Crosscut SledComments (0)
A basic build of a crucial table saw accessory
A miter gauge is a great tool for crosscutting on the table saw, especially if outfitted with an auxiliary fence. But wide pieces force the miter gauge off the front of the saw table, creating an unsafe situation. And long pieces tend to drag on the table, making cuts inaccurate.
For these reasons and more, most serious woodworkers make a custom crosscut sled for their saw. A sled does everything the miter gauge does, but better. With its broad base, long fence, and double runners, a sled carries workpieces of all sizes smoothly and accurately past the blade with no wobbles, as opposed to dragging them. This makes the sled the more accurate option for workpieces of all sizes, but especially larger ones. The fence also carries the offcut safely past the blade, and provides a place to clamp stop blocks. And the zero-clearance blade slot in the base and fence eliminates tearout on both the bottom and trailing edge of the workpiece.

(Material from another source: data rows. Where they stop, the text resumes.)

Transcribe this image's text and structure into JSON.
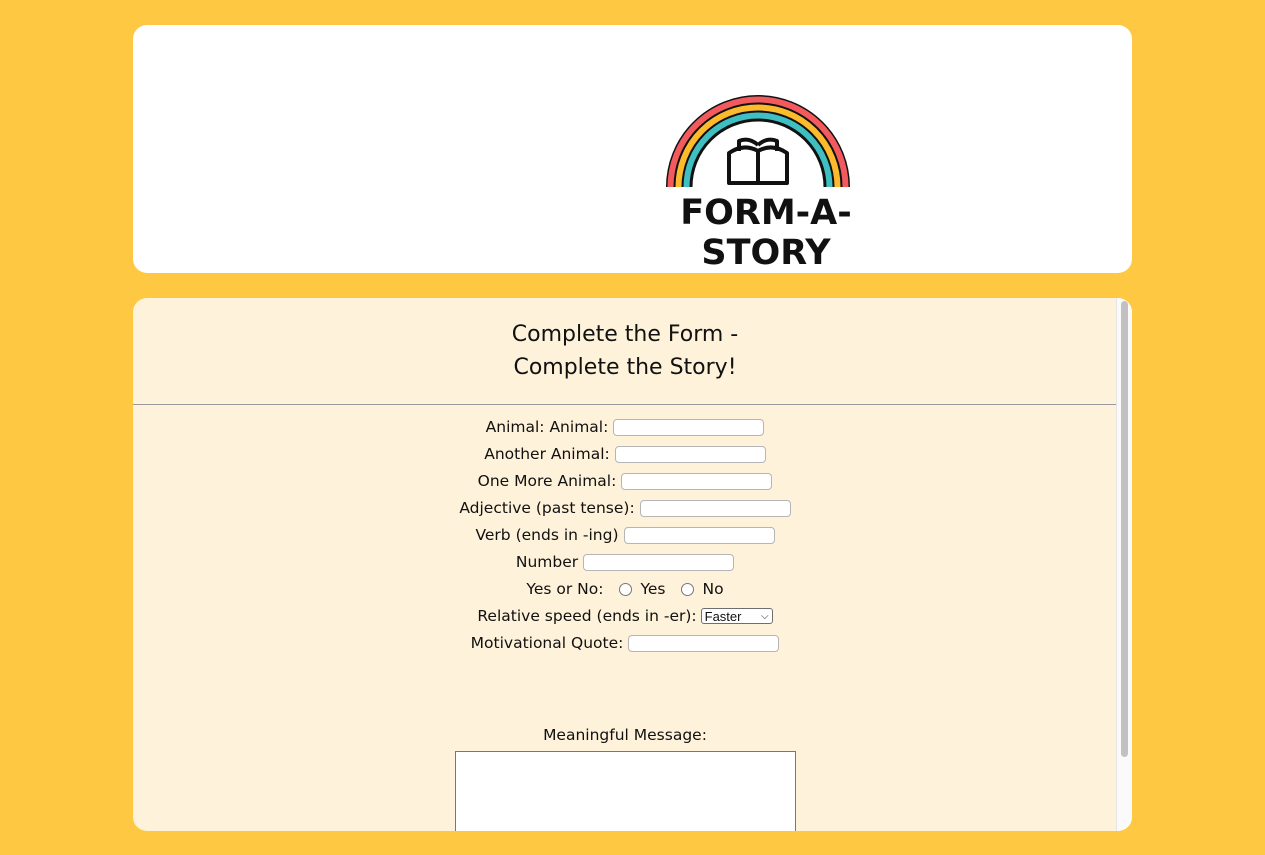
{
  "logo": {
    "text": "FORM-A-STORY"
  },
  "form": {
    "title_line1": "Complete the Form -",
    "title_line2": "Complete the Story!",
    "fields": {
      "animal": "Animal: Animal:",
      "another_animal": "Another Animal:",
      "one_more_animal": "One More Animal:",
      "adjective": "Adjective (past tense):",
      "verb": "Verb (ends in -ing)",
      "number": "Number",
      "yes_no": "Yes or No:",
      "yes": "Yes",
      "no": "No",
      "relative_speed": "Relative speed (ends in -er):",
      "relative_speed_selected": "Faster",
      "motivational_quote": "Motivational Quote:",
      "meaningful_message": "Meaningful Message:"
    }
  },
  "colors": {
    "page_background": "#FFC843",
    "form_background": "#FEF2DA",
    "rainbow_red": "#F25A5E",
    "rainbow_yellow": "#FDBA2C",
    "rainbow_teal": "#3FBFC1"
  }
}
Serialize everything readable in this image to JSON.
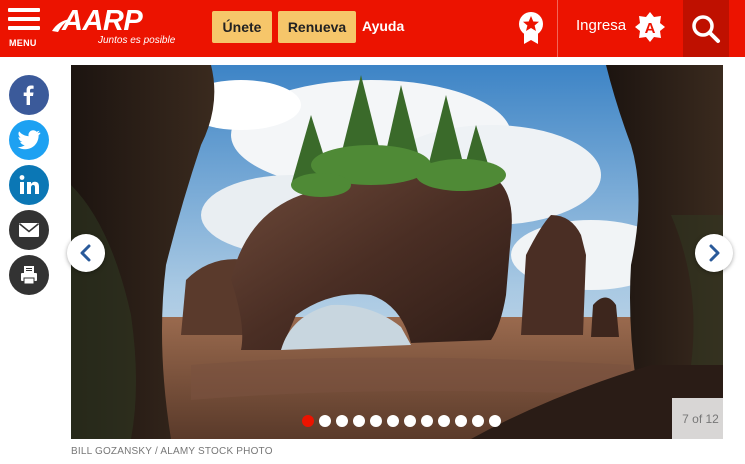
{
  "header": {
    "menu_label": "MENU",
    "logo_text": "AARP",
    "logo_tagline": "Juntos es posible",
    "join_label": "Únete",
    "renew_label": "Renueva",
    "help_label": "Ayuda",
    "signin_label": "Ingresa",
    "brand_color": "#ec1300",
    "button_color": "#f6c66a"
  },
  "social": [
    "facebook-icon",
    "twitter-icon",
    "linkedin-icon",
    "email-icon",
    "print-icon"
  ],
  "slideshow": {
    "current": 7,
    "total": 12,
    "counter_text": "7 of 12",
    "photo_credit": "BILL GOZANSKY / ALAMY STOCK PHOTO"
  }
}
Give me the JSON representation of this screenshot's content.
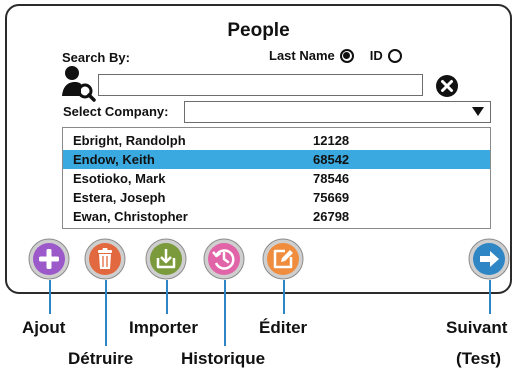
{
  "window": {
    "title": "People"
  },
  "search": {
    "label": "Search By:",
    "options": [
      {
        "label": "Last Name",
        "selected": true
      },
      {
        "label": "ID",
        "selected": false
      }
    ],
    "input_value": "",
    "company_label": "Select Company:",
    "company_value": ""
  },
  "people": [
    {
      "name": "Ebright, Randolph",
      "id": "12128",
      "selected": false
    },
    {
      "name": "Endow, Keith",
      "id": "68542",
      "selected": true
    },
    {
      "name": "Esotioko, Mark",
      "id": "78546",
      "selected": false
    },
    {
      "name": "Estera, Joseph",
      "id": "75669",
      "selected": false
    },
    {
      "name": "Ewan, Christopher",
      "id": "26798",
      "selected": false
    }
  ],
  "buttons": [
    {
      "key": "add",
      "icon": "plus-icon",
      "color": "#9b59c9",
      "label": "Ajout"
    },
    {
      "key": "delete",
      "icon": "trash-icon",
      "color": "#e2693f",
      "label": "Détruire"
    },
    {
      "key": "import",
      "icon": "import-icon",
      "color": "#7a9a3b",
      "label": "Importer"
    },
    {
      "key": "history",
      "icon": "history-icon",
      "color": "#e264a8",
      "label": "Historique"
    },
    {
      "key": "edit",
      "icon": "edit-icon",
      "color": "#ef8c3d",
      "label": "Éditer"
    },
    {
      "key": "next",
      "icon": "arrow-right-icon",
      "color": "#2f86c4",
      "label": "Suivant",
      "label2": "(Test)"
    }
  ],
  "colors": {
    "selected_row": "#3aa9e0",
    "callout": "#2f86c4"
  }
}
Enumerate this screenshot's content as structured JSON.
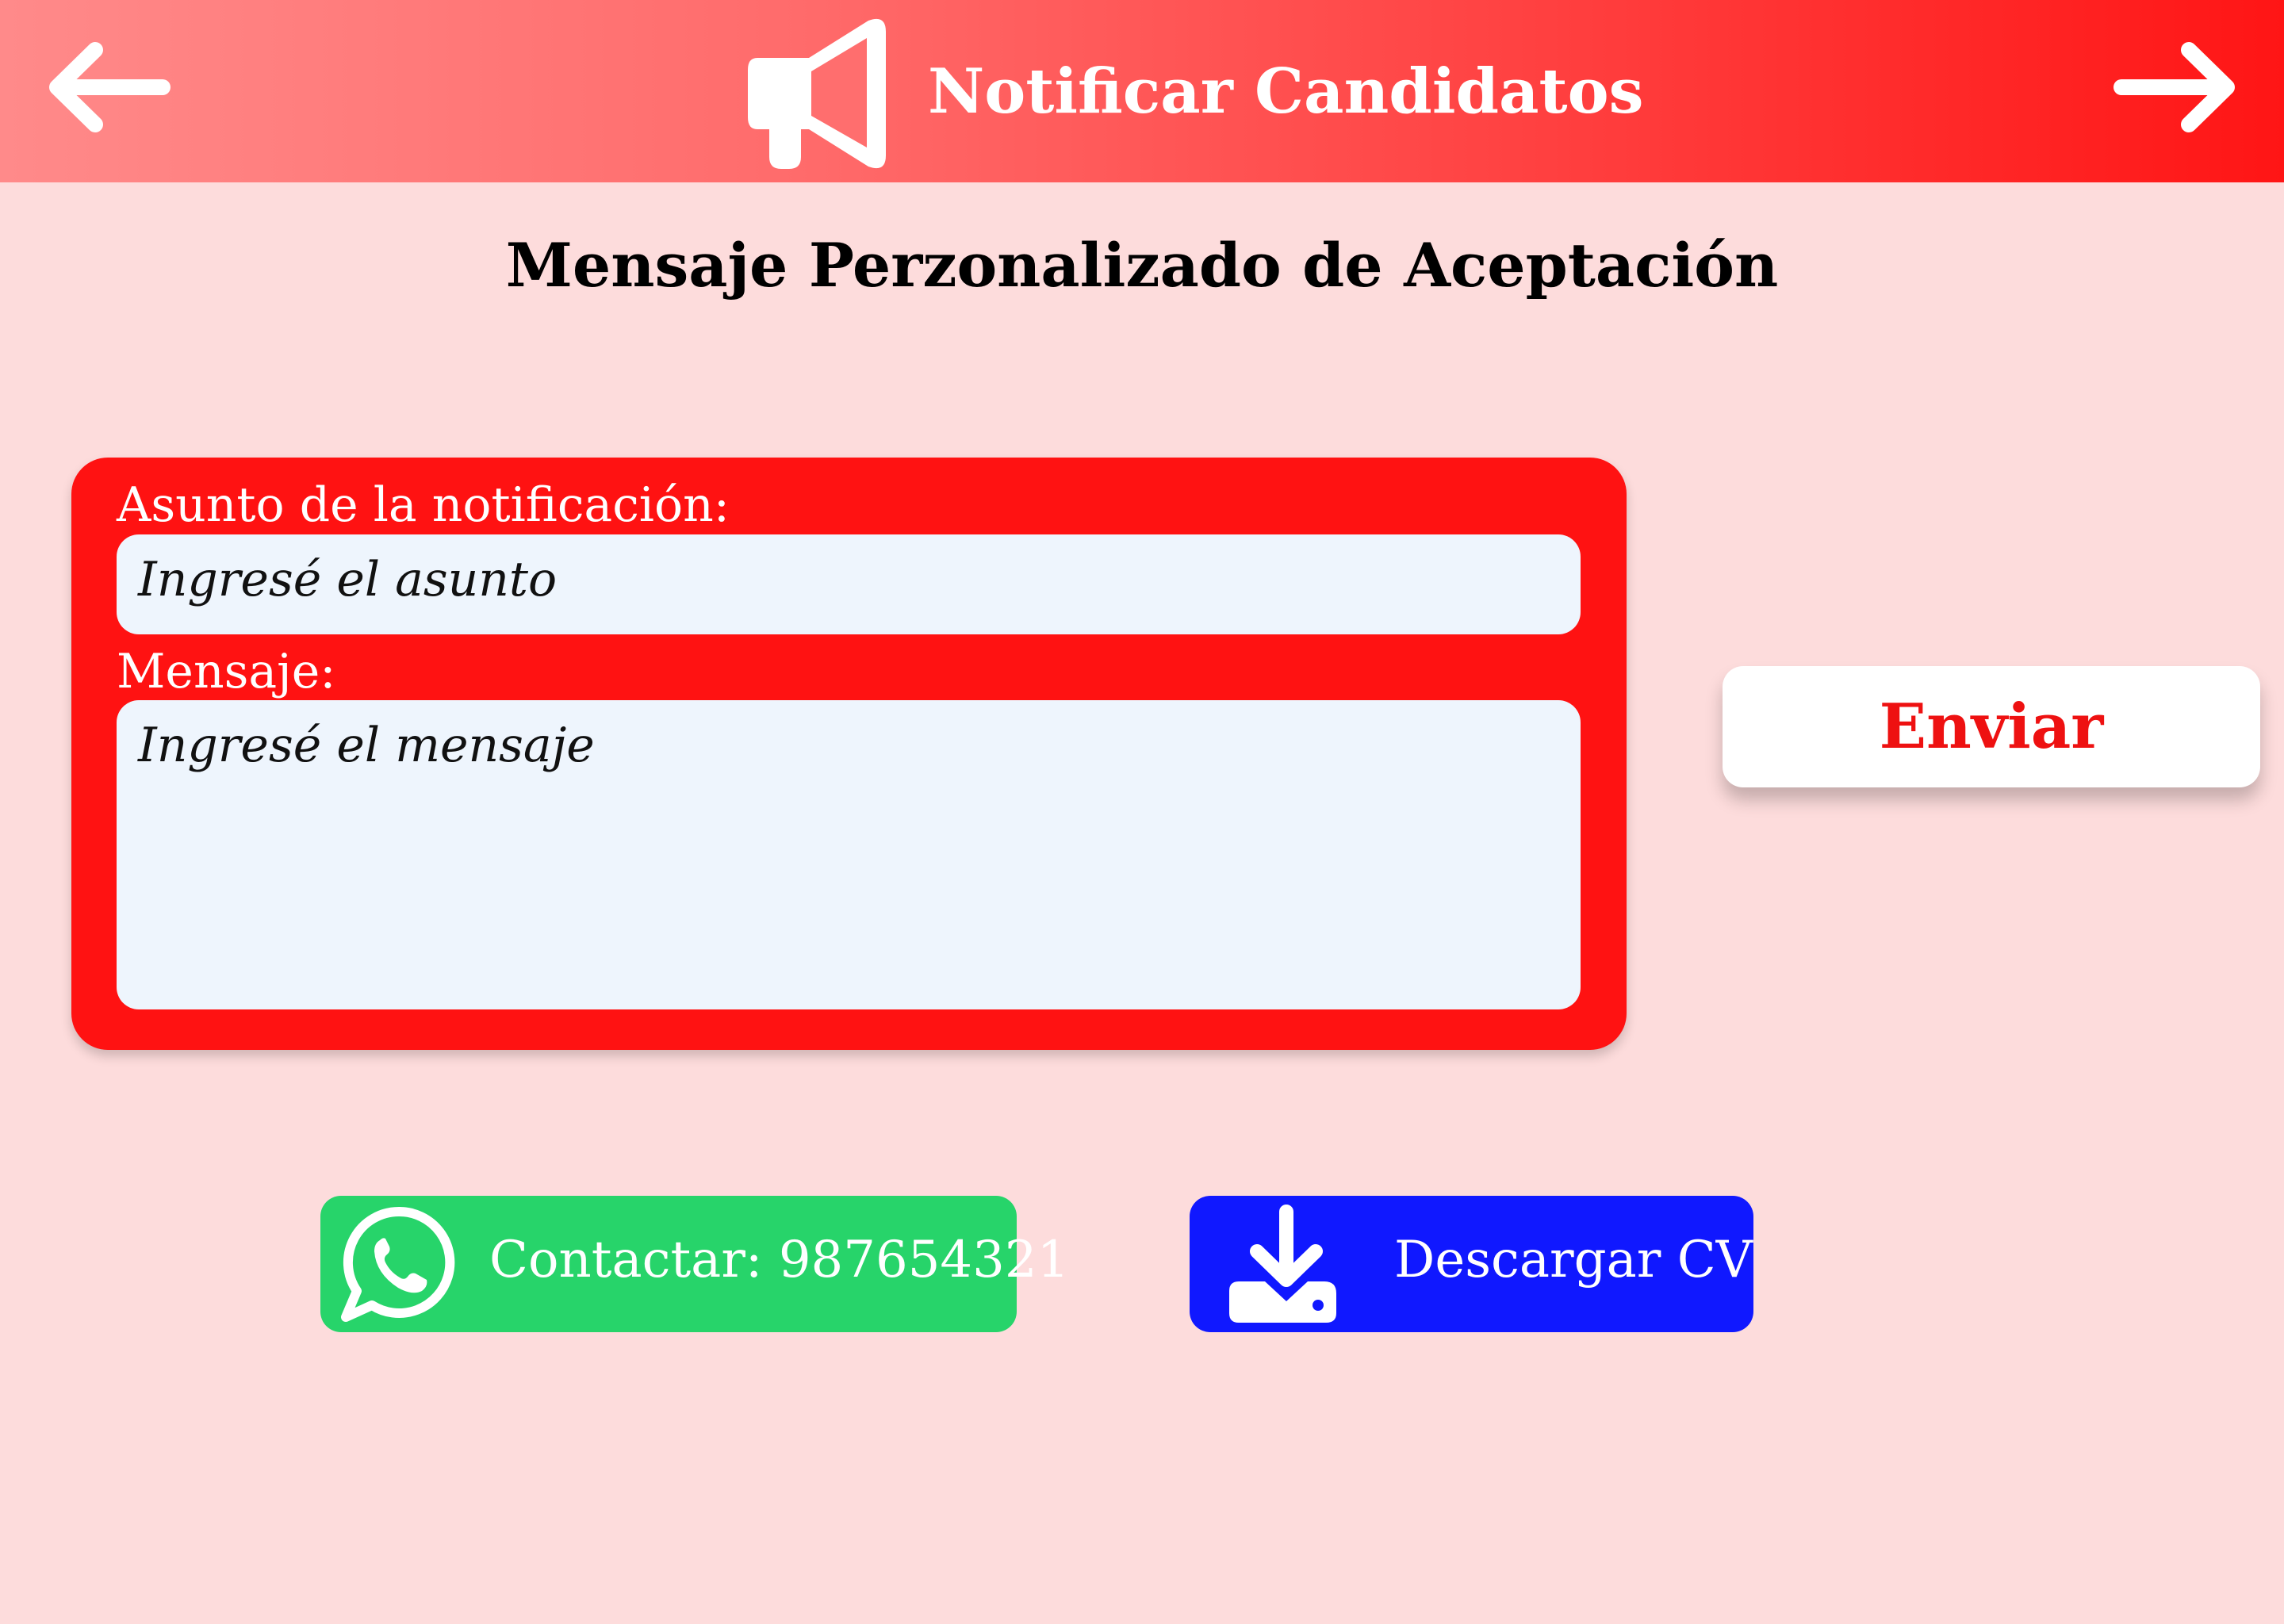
{
  "header": {
    "title": "Notificar Candidatos",
    "back_icon": "arrow-left-icon",
    "forward_icon": "arrow-right-icon",
    "title_icon": "megaphone-icon",
    "colors": {
      "gradient_start": "#ff8a8a",
      "gradient_end": "#ff1515"
    }
  },
  "page_title": "Mensaje Perzonalizado de Aceptación",
  "form": {
    "subject_label": "Asunto de la notificación:",
    "subject_placeholder": "Ingresé el asunto",
    "message_label": "Mensaje:",
    "message_placeholder": "Ingresé el mensaje",
    "card_color": "#ff1212"
  },
  "send_button": {
    "label": "Enviar",
    "color": "#ee1111"
  },
  "contact_button": {
    "label": "Contactar: 987654321",
    "icon": "whatsapp-icon",
    "color": "#27d46a"
  },
  "download_button": {
    "label": "Descargar CV",
    "icon": "download-icon",
    "color": "#1018ff"
  },
  "background_color": "#fddcdc"
}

Making a crosscut sled is not complicated. However, it does entail a couple of exacting procedures, including setting the runners and adjusting the fence, both of which are critical to successful operation of the sled. Not to worry: I’ve got great ways to tame each of these challenges. Follow along here and I’ll show you one of the easiest approaches for outfitting your particular saw with this crucial accessory. I think you’ll be amazed at how much control it provides and the smooth, accurate cuts it delivers.
Five components assembled for accuracy
This simple sled consists of a plywood base, two hardwood runners, and two fences made of MDF. For accurate operation, the sled’s base must be flat and the runners perfectly fit to your saw’s miter gauge slots. The front fence is made of two layers of MDF glued together to ensure that it’s dead-flat and stable when set perfectly square to your saw blade. The fences are shaped to reduce weight and provide easier handling of workpieces. Base dimensions and runner placement are provisional; suit them to your particular saw.
To Read the Full Story, Subscribe or Sign in
By purchasing a full subscription, you will gain access to all of Woodcraft Magazine's online publications as well as the printed publication mailed bi-monthly!
You must be logged in to write a comment. Log In